Provincial Minister for Local Government, Environmental Affairs and Development Planning, Western Cape v Municipal Council of the Oudtshoorn Municipality (CCT05/15) [2015] ZACC 24 (18 August 2015) per Molemela AJ: (Mogoeng CJ, Moseneke DCJ, Cameron J, Froneman J, Jafta J, Khampepe J, Madlanga J, Nkabinde J, Theron AJ and Tshiqi AJ concurring):


Local Government: Municipal Structures Act 117 of 1998 —constitutional validity of section 30(4)— section is constitutionally invalid

Wide language in section 30(4)— any question— inconsistent with section 160(3)(b) of the Constitution


Application for confirmation of the order of the Western Cape Division of the High Court, Cape Town (Davis J):

(1)        The order granted by the High Court is confirmed.
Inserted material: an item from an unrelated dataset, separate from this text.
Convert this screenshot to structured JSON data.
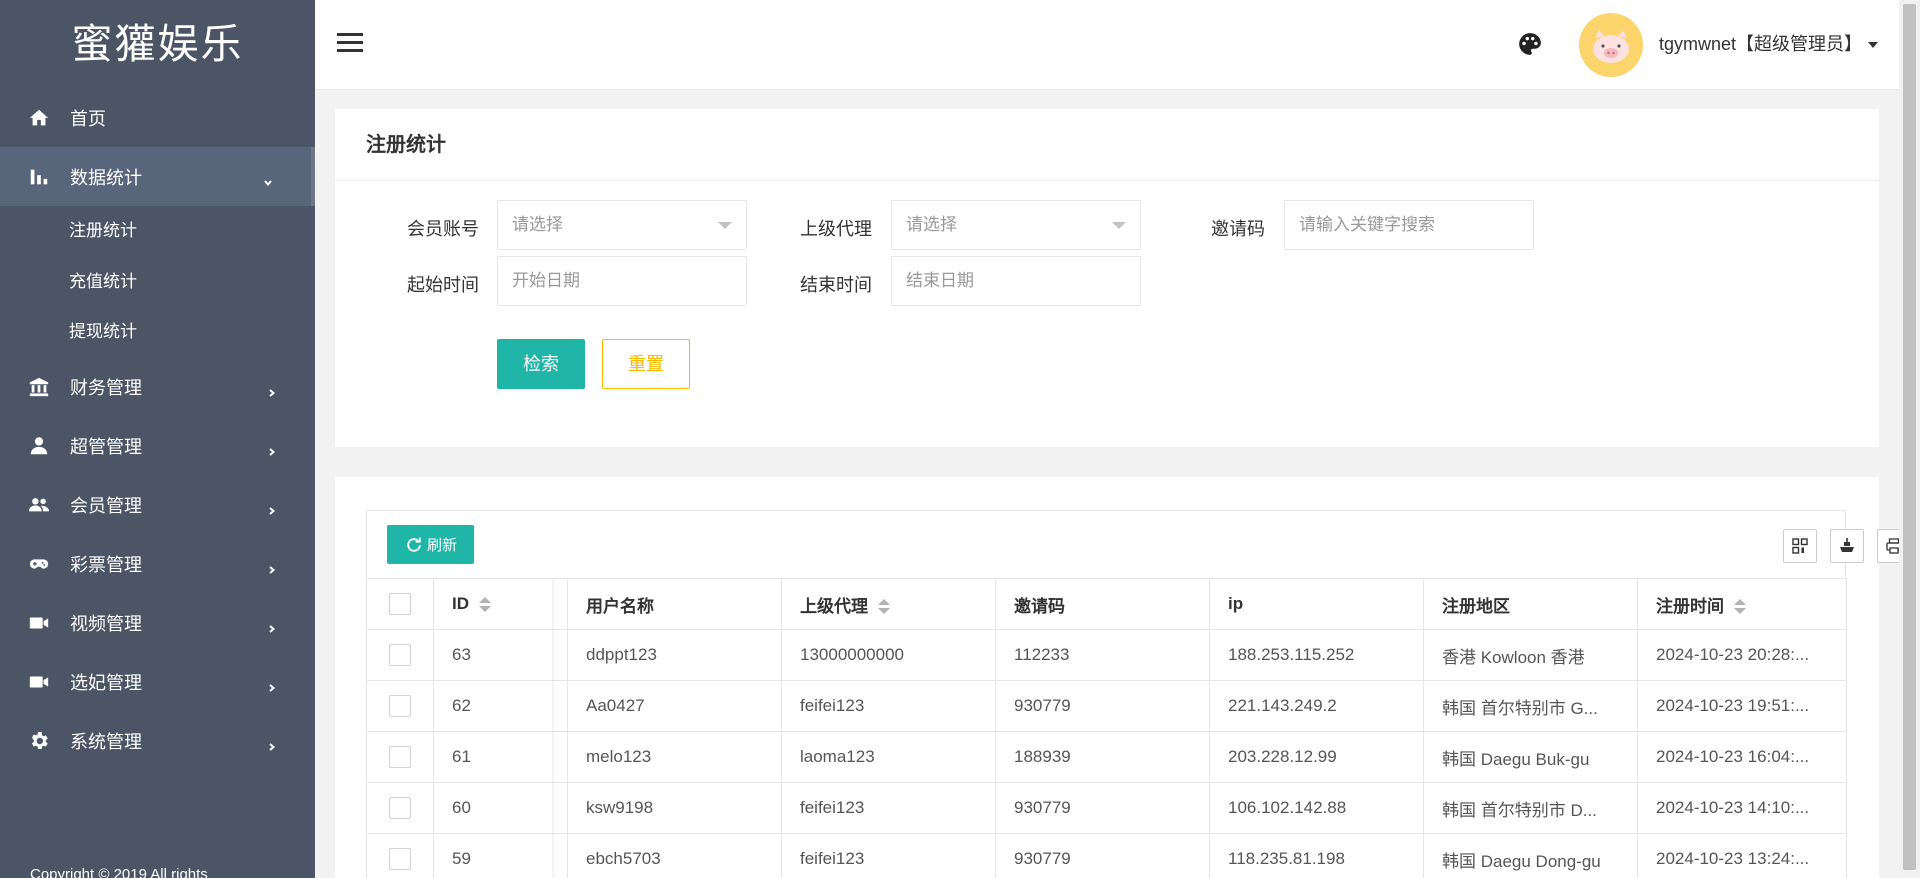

(2)        There is no order as to costs.

Extracts with footnotes omitted


[1]     This is an application for confirmation of an order of the High Court of South Africa, Western Cape Division, Cape Town (High Court) declaring section 30(4) of the Local Government: Municipal Structures Act (Structures Act) constitutionally invalid as contemplated in section 172(2)(a) of the Constitution of the Republic of South Africa, 1996 (Constitution).

. . . .


[27]     The question that arises is whether this Court should read words into section 30(4) of the Structures Act in order to render it compatible with section 160(3)(b) of the Constitution.  The starting point is captured in Gaertner where this Court held that “reading- in” should be resorted to sparingly because the “actual act of writing or editing legislation may constitute a possible encroachment by the Judiciary on the terrain of the Legislature and, therefore, a violation of the separation of powers”.  This Court, however, held that depending on its nature and extent, reading-in does not unduly encroach on the terrain of the Legislature.

. . . . .

Should the order operate retrospectively?

[31]     The National Minister emphasised that it is crucial for this Court to limit the reach of the declaration of invalidity so that it operates prospectively only.  In Cross- Border, this Court confirmed that the default position when it comes to an order of constitutional invalidity is that the order “will have immediate retrospective effect”.   This is so unless the Court making the declaration declares otherwise for reasons pertaining to justice and equity.

[32]     An order of full retrospective force would render unlawful all decisions taken by Municipal Councils in which section 30(4) of the Structures Act was invoked.  The parties submitted that an order that operates retrospectively would be disastrous to the many municipalities that took decisions on matters referred to in section 160(2) of the Constitution through the exercise of a casting vote and subsequently implemented them.  That result would also adversely affect third parties who contracted with these municipalities.  An appropriate order would therefore be one that prospectively declares section 30(4) inconsistent with the Constitution and invalid.